Information given Start Marker
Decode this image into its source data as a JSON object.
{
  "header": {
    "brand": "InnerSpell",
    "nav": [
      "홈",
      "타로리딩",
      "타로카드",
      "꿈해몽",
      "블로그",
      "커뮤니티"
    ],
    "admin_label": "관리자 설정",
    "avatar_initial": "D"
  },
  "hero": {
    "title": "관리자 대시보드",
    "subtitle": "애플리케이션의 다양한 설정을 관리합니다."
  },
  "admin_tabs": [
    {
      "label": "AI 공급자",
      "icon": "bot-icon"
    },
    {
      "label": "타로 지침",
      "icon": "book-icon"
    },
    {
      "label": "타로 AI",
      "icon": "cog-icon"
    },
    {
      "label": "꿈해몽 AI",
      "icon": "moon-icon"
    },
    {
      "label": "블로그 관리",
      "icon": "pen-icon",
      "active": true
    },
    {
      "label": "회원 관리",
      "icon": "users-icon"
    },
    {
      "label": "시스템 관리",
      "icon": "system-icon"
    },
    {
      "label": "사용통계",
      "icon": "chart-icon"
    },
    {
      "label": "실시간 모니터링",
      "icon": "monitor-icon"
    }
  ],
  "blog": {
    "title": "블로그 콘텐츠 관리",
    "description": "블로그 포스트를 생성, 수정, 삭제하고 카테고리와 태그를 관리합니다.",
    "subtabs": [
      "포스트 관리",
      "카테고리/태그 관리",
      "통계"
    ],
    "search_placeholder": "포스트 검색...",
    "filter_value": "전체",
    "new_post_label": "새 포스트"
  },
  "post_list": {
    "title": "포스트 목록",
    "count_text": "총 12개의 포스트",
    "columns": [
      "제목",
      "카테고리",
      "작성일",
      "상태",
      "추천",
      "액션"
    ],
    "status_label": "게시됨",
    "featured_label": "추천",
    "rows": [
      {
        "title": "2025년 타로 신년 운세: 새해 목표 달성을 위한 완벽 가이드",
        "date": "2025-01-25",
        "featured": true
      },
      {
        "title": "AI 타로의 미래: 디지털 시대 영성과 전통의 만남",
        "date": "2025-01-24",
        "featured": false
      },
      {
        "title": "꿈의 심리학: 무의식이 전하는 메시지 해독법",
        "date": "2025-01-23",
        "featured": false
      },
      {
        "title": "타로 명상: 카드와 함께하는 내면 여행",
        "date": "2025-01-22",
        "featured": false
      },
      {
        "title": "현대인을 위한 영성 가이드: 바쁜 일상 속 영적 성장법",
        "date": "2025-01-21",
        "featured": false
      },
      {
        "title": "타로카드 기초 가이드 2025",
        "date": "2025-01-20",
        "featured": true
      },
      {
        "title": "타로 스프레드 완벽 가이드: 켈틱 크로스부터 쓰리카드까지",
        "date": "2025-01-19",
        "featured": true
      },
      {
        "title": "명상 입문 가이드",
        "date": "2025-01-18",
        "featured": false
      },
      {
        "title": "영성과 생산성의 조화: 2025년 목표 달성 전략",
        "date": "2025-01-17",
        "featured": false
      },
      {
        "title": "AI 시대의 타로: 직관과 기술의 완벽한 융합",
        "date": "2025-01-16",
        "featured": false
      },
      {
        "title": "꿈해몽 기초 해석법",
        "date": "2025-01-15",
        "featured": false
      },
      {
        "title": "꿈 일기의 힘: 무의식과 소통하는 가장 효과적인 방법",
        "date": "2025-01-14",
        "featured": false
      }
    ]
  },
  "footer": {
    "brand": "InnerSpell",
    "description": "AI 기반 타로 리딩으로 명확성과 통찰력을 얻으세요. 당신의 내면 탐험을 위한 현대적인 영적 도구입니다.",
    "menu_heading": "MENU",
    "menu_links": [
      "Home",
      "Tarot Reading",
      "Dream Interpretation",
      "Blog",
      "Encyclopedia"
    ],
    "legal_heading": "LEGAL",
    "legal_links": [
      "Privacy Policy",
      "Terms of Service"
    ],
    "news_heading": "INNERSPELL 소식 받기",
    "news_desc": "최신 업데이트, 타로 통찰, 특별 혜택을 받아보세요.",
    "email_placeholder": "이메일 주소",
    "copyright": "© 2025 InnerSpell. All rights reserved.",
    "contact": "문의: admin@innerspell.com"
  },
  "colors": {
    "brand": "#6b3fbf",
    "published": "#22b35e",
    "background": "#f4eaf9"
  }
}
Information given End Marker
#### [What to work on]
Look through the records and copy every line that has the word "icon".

#### [Written response]
      "icon": "bot-icon"
      "icon": "book-icon"
      "icon": "cog-icon"
      "icon": "moon-icon"
      "icon": "pen-icon",
      "icon": "users-icon"
      "icon": "system-icon"
      "icon": "chart-icon"
      "icon": "monitor-icon"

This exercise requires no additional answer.